Nature lovers are in for their annual treat as the new BBC2 Springwatch season gets set to kick off from 30 May 2011, again featuring presenters Kate Humble and Chris Packham and the expert Springwatch technical team.
Since its launch in 2005 years Springwatch has become something of a British institution, and for the new season will see the programme move from its base at Pensthorpe in Norfolk to the remote, biologically diverse RSPB Ynys-hir Nature Reserve in Powys, Mid Wales.
This 700-hectare reserve is at the top of the Dyfi Estuary by the Cambrian Mountain and is home to a variety of habitats, from Welsh oak woodland to saltmarsh, heath and wet grassland.
This year the team plans to broadcast live pictures of nesting grey herons, egrets and, hopefully, also the rare red kite. The Welsh RSPB reserve is also home to rare birds of prey like hen harriers, goshawks and ospreys, plus dozens of other bird species. River and pond side cameras will be on the lookout for otters, grebes, kingfishers and more.
Other wildlife includes reptiles like grass snakes, many species of uncommon butterfly and hundreds of types of moth. Springwatch will ensure viewers get to see the best of the area’s natural wonders thanks to a network of fibre optic cables stretching for dozens of miles and linking the mini cameras that catch all the nature action.
Springwatch has just been honoured with a Bafta Special Award in recognition of its creative and technical teamwork and the raising of technical broadcasting standards.
“Winning the Special Award at the television craft Baftas is a real honour. Over the last seven years, the whole Springwatch team has strived to embrace new technology, to deliver natural history to our audience in a thoroughly modern way,” said Tim Scoones, Springwatch’s executive producer.
“The digital revolution has allowed us to involve our viewers in the real and intimate stories of our animal characters in ever deeper and more engaging ways; from HD mini cameras to the latest in webcam streaming and live broadcast technology.”
As well as watching everything on TV and the internet there are plenty of other ways to get involved with Springwatch, including taking part in the Springwatch Survey, recording when and where the signs of spring are appearing in your local area. As the effects of climate change start to show it’s important for scientists to get a clear understanding of what’s impact global warming is having on our environment, and the survey will form an important part of on-the-ground research.
This nationwide survey is being organised for Springwatch by the Woodland Trust. But it’s not the only way you can get involved in nature events this spring.

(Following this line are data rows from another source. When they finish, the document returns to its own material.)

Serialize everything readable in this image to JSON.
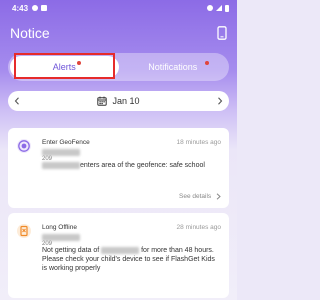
{
  "status_bar": {
    "time": "4:43"
  },
  "header": {
    "title": "Notice"
  },
  "tabs": [
    {
      "label": "Alerts",
      "has_dot": true,
      "selected": true
    },
    {
      "label": "Notifications",
      "has_dot": true,
      "selected": false
    }
  ],
  "date": {
    "label": "Jan 10"
  },
  "cards": [
    {
      "title": "Enter GeoFence",
      "time": "18 minutes ago",
      "device_suffix": "209",
      "body_after_blur": "enters area of the geofence: safe school",
      "link": "See details",
      "icon": "geofence-target-icon"
    },
    {
      "title": "Long Offline",
      "time": "28 minutes ago",
      "device_suffix": "209",
      "body_before_blur": "Not getting data of ",
      "body_after_blur": "for more than 48 hours. Please check your child's device to see if FlashGet Kids is working properly",
      "icon": "offline-phone-icon"
    }
  ],
  "colors": {
    "accent": "#8c6be6",
    "alert_dot": "#e0453d",
    "highlight": "#e62b2b"
  }
}
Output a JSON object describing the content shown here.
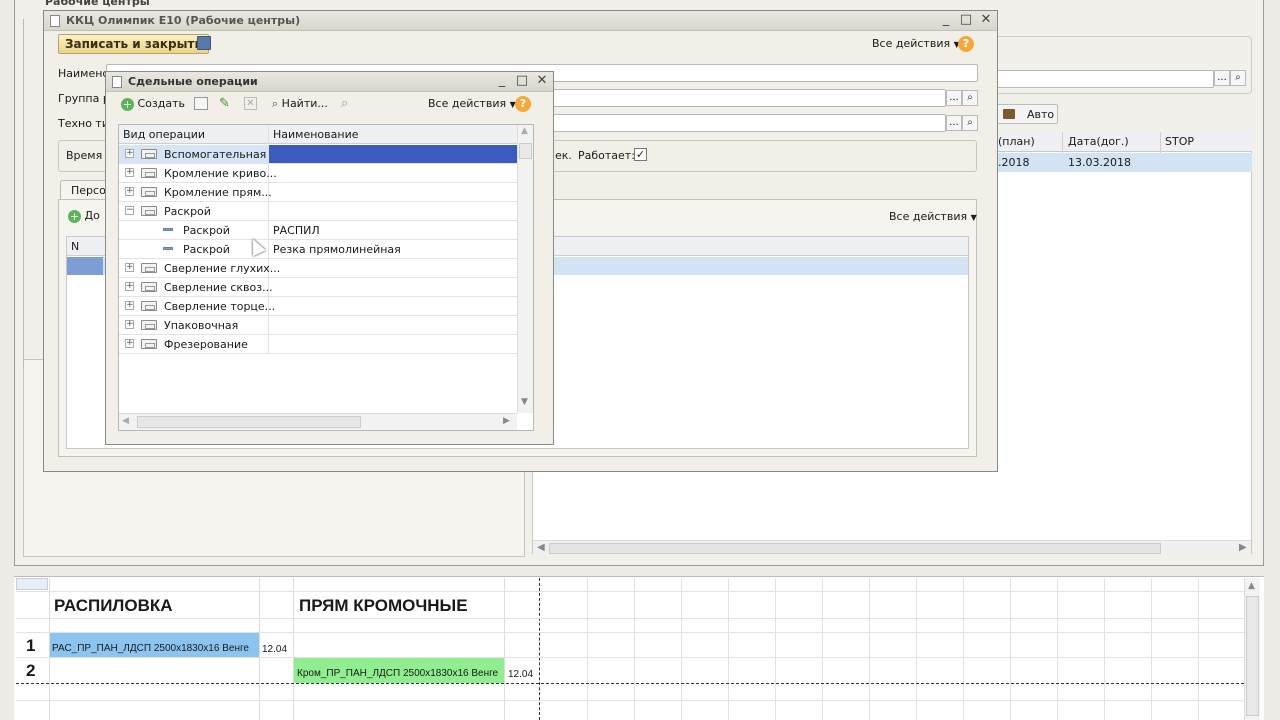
{
  "bg_window": {
    "title": "Рабочие центры"
  },
  "right_panel": {
    "auto_label": "Авто",
    "columns": [
      "(план)",
      "Дата(дог.)",
      "STOP"
    ],
    "row": {
      "plan": ".2018",
      "date": "13.03.2018",
      "stop": ""
    }
  },
  "main_window": {
    "title": "ККЦ Олимпик Е10 (Рабочие центры)",
    "save_close_label": "Записать и закрыть",
    "all_actions_label": "Все действия",
    "help_label": "?",
    "name_label": "Наименс",
    "group_label": "Группа р",
    "tech_label": "Техно ти",
    "time_label": "Время",
    "works_suffix": "ек.",
    "works_label": "Работает:",
    "works_checked": true,
    "tab_label": "Персо",
    "add_label": "До",
    "inner_all_actions": "Все действия",
    "col_n": "N"
  },
  "dialog": {
    "title": "Сдельные операции",
    "create_label": "Создать",
    "find_label": "Найти...",
    "all_actions_label": "Все действия",
    "col_op_type": "Вид операции",
    "col_name": "Наименование",
    "rows": [
      {
        "type": "group",
        "label": "Вспомогательная",
        "name": "",
        "expander": "+",
        "selected": true
      },
      {
        "type": "group",
        "label": "Кромление криво...",
        "name": "",
        "expander": "+"
      },
      {
        "type": "group",
        "label": "Кромление прям...",
        "name": "",
        "expander": "+"
      },
      {
        "type": "group",
        "label": "Раскрой",
        "name": "",
        "expander": "−"
      },
      {
        "type": "item",
        "label": "Раскрой",
        "name": "РАСПИЛ"
      },
      {
        "type": "item",
        "label": "Раскрой",
        "name": "Резка прямолинейная"
      },
      {
        "type": "group",
        "label": "Сверление глухих...",
        "name": "",
        "expander": "+"
      },
      {
        "type": "group",
        "label": "Сверление сквоз...",
        "name": "",
        "expander": "+"
      },
      {
        "type": "group",
        "label": "Сверление торце...",
        "name": "",
        "expander": "+"
      },
      {
        "type": "group",
        "label": "Упаковочная",
        "name": "",
        "expander": "+"
      },
      {
        "type": "group",
        "label": "Фрезерование",
        "name": "",
        "expander": "+"
      }
    ]
  },
  "sheet": {
    "header_left": "РАСПИЛОВКА",
    "header_right": "ПРЯМ КРОМОЧНЫЕ",
    "row1_num": "1",
    "row2_num": "2",
    "row1_text": "РАС_ПР_ПАН_ЛДСП 2500x1830x16 Венге",
    "row1_date": "12.04",
    "row2_text": "Кром_ПР_ПАН_ЛДСП 2500x1830x16 Венге",
    "row2_date": "12.04",
    "colors": {
      "row1_fill": "#8cc4f0",
      "row2_fill": "#90ee90"
    }
  }
}
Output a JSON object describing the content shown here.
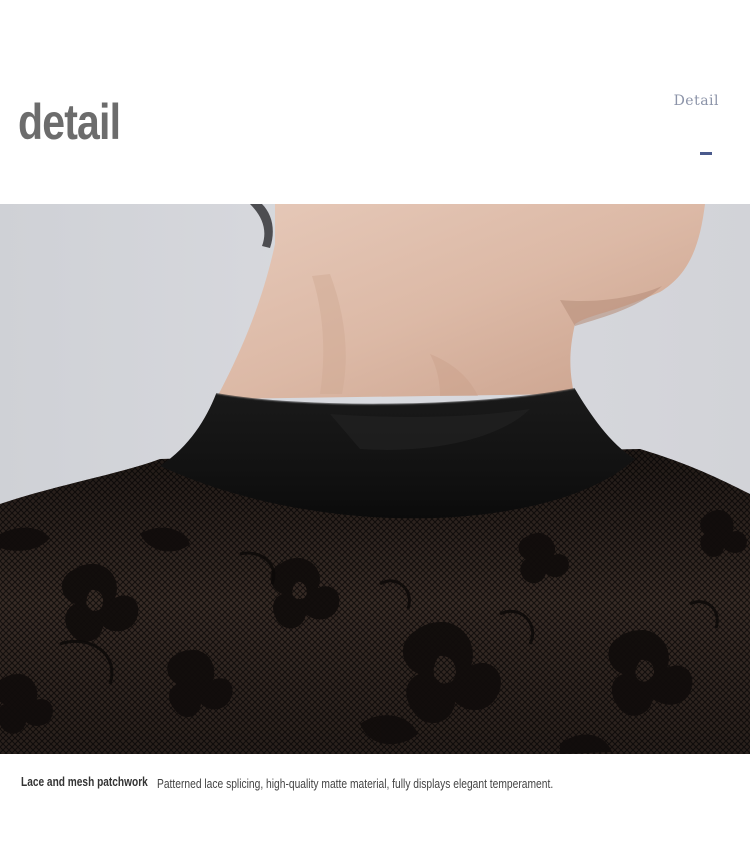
{
  "header": {
    "title": "detail",
    "subtitle": "Detail"
  },
  "photo": {
    "subject": "neck-lace-collar-closeup"
  },
  "caption": {
    "highlight": "Lace and mesh patchwork",
    "text": "Patterned lace splicing, high-quality matte material, fully displays elegant temperament."
  },
  "colors": {
    "title": "#6c6c6c",
    "subtitle": "#8b93a8",
    "accent_dash": "#4a5a8c",
    "background": "#ffffff"
  }
}
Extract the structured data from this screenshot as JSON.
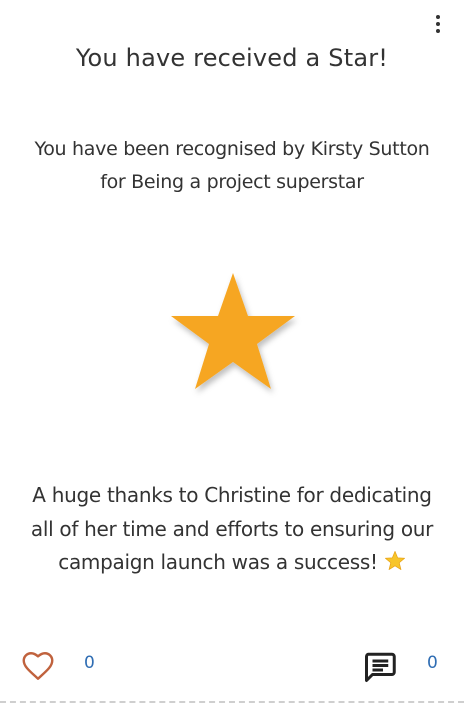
{
  "card": {
    "title": "You have received a Star!",
    "recognition_line1": "You have been recognised by Kirsty Sutton",
    "recognition_line2": "for Being a project superstar",
    "message_line1": "A huge thanks to Christine for dedicating",
    "message_line2": "all of her time and efforts to ensuring our",
    "message_line3": "campaign launch was a success!",
    "star_color": "#f6a623",
    "emoji_star_color": "#f7c52a"
  },
  "footer": {
    "like_count": "0",
    "comment_count": "0",
    "like_icon_color": "#c0623d",
    "count_color": "#2f6db3"
  },
  "icons": {
    "menu": "more-vertical-icon",
    "star": "star-icon",
    "like": "heart-icon",
    "comment": "comment-icon"
  }
}
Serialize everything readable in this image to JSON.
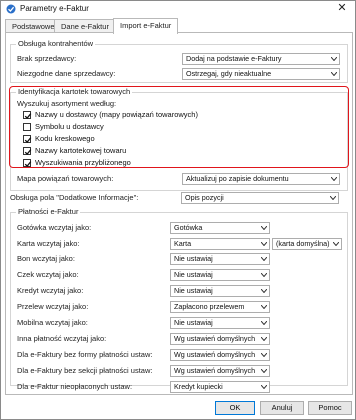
{
  "window": {
    "title": "Parametry e-Faktur",
    "close_symbol": "✕"
  },
  "tabs": [
    {
      "label": "Podstawowe"
    },
    {
      "label": "Dane e-Faktur"
    },
    {
      "label": "Import e-Faktur"
    }
  ],
  "active_tab": 2,
  "kontrahenci": {
    "title": "Obsługa kontrahentów",
    "brak_label": "Brak sprzedawcy:",
    "brak_value": "Dodaj na podstawie e-Faktury",
    "niezgodne_label": "Niezgodne dane sprzedawcy:",
    "niezgodne_value": "Ostrzegaj, gdy nieaktualne"
  },
  "identyfikacja": {
    "title": "Identyfikacja kartotek towarowych",
    "search_label": "Wyszukuj asortyment według:",
    "options": [
      {
        "label": "Nazwy u dostawcy (mapy powiązań towarowych)",
        "checked": true
      },
      {
        "label": "Symbolu u dostawcy",
        "checked": false
      },
      {
        "label": "Kodu kreskowego",
        "checked": true
      },
      {
        "label": "Nazwy kartotekowej towaru",
        "checked": true
      },
      {
        "label": "Wyszukiwania przybliżonego",
        "checked": true
      }
    ],
    "mapa_label": "Mapa powiązań towarowych:",
    "mapa_value": "Aktualizuj po zapisie dokumentu"
  },
  "dodatkowe": {
    "label": "Obsługa pola \"Dodatkowe Informacje\":",
    "value": "Opis pozycji"
  },
  "platnosci": {
    "title": "Płatności e-Faktur",
    "rows": [
      {
        "label": "Gotówka wczytaj jako:",
        "value": "Gotówka"
      },
      {
        "label": "Karta wczytaj jako:",
        "value": "Karta",
        "extra": "(karta domyślna)"
      },
      {
        "label": "Bon wczytaj jako:",
        "value": "Nie ustawiaj"
      },
      {
        "label": "Czek wczytaj jako:",
        "value": "Nie ustawiaj"
      },
      {
        "label": "Kredyt wczytaj jako:",
        "value": "Nie ustawiaj"
      },
      {
        "label": "Przelew wczytaj jako:",
        "value": "Zapłacono przelewem"
      },
      {
        "label": "Mobilna wczytaj jako:",
        "value": "Nie ustawiaj"
      },
      {
        "label": "Inna płatność wczytaj jako:",
        "value": "Wg ustawień domyślnych"
      },
      {
        "label": "Dla e-Faktury bez formy płatności ustaw:",
        "value": "Wg ustawień domyślnych"
      },
      {
        "label": "Dla e-Faktury bez sekcji płatności ustaw:",
        "value": "Wg ustawień domyślnych"
      },
      {
        "label": "Dla e-Faktur nieopłaconych ustaw:",
        "value": "Kredyt kupiecki"
      }
    ]
  },
  "buttons": {
    "ok": "OK",
    "cancel": "Anuluj",
    "help": "Pomoc"
  },
  "colors": {
    "highlight": "#e0151b",
    "accent": "#0078d7"
  }
}
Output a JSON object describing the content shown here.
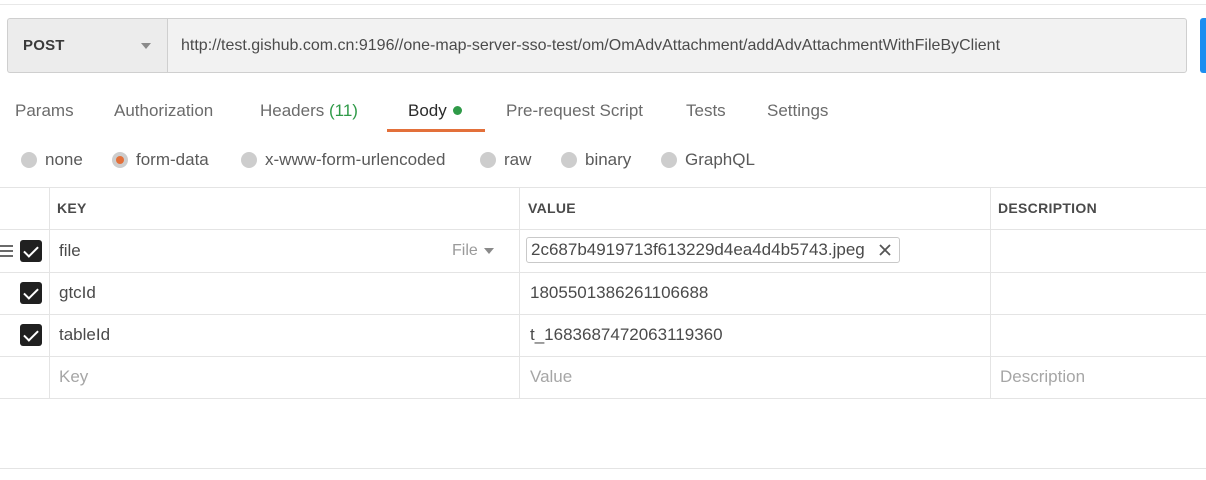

You could take the Big Pond Dip pond survey, use the iSpot website to identify your local wildlife, record local birdlife with the Bird Track online tracking system, or help the Natural History Museum’s urban tree survey.